= Beginning of Section =

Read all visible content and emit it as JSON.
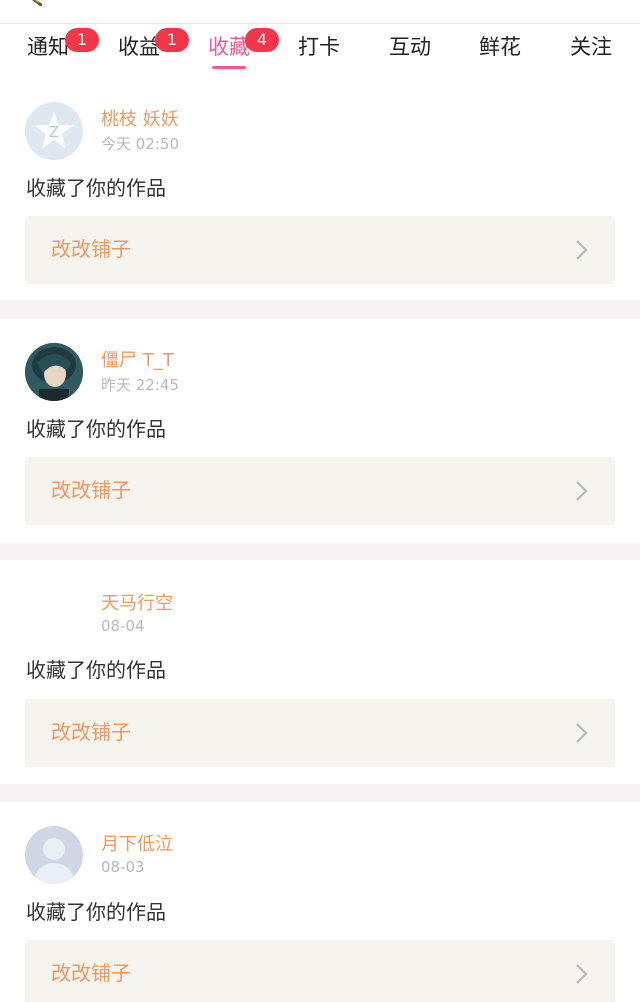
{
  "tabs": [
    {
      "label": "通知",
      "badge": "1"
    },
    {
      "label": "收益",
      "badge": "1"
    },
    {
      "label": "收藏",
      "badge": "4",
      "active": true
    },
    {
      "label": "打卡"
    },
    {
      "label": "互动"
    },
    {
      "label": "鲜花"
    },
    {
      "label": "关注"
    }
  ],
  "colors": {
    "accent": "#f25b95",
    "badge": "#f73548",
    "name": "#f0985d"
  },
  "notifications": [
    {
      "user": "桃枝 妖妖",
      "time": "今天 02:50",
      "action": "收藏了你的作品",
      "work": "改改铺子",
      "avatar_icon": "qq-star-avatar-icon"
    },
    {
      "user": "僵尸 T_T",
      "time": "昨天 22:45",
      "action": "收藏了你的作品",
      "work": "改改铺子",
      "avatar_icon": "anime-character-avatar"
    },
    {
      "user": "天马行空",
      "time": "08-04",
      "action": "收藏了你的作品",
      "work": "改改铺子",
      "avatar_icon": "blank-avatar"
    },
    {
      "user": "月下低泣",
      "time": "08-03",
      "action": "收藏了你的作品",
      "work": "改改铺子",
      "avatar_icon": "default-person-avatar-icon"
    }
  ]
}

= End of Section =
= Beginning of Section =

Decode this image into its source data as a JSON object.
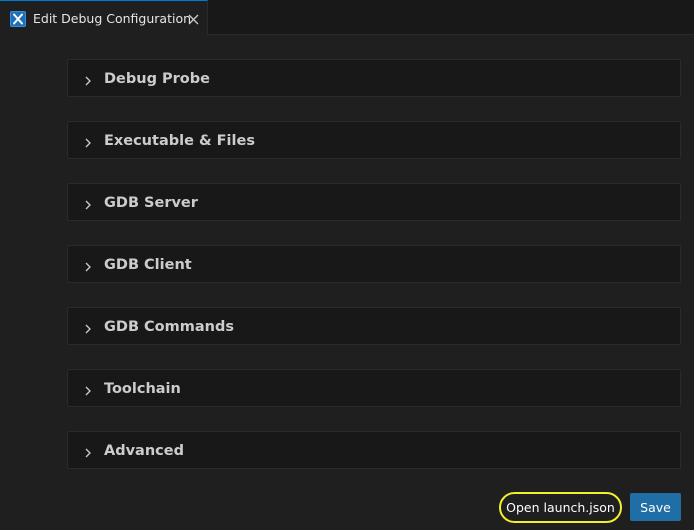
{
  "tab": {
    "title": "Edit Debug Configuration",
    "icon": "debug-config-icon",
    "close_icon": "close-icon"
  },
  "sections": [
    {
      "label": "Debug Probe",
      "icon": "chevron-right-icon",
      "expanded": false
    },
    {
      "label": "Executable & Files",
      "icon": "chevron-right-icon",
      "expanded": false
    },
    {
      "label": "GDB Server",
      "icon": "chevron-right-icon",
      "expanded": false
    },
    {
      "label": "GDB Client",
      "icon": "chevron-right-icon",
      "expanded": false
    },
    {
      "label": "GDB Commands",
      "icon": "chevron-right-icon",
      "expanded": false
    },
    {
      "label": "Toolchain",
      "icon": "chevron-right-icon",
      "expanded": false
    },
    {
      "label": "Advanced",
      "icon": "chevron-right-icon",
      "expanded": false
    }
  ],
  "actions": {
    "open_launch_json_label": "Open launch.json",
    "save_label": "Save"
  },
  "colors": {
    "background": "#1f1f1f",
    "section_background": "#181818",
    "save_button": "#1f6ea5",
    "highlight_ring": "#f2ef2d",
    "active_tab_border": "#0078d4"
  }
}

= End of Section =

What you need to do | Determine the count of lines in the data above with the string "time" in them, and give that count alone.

Task response | 4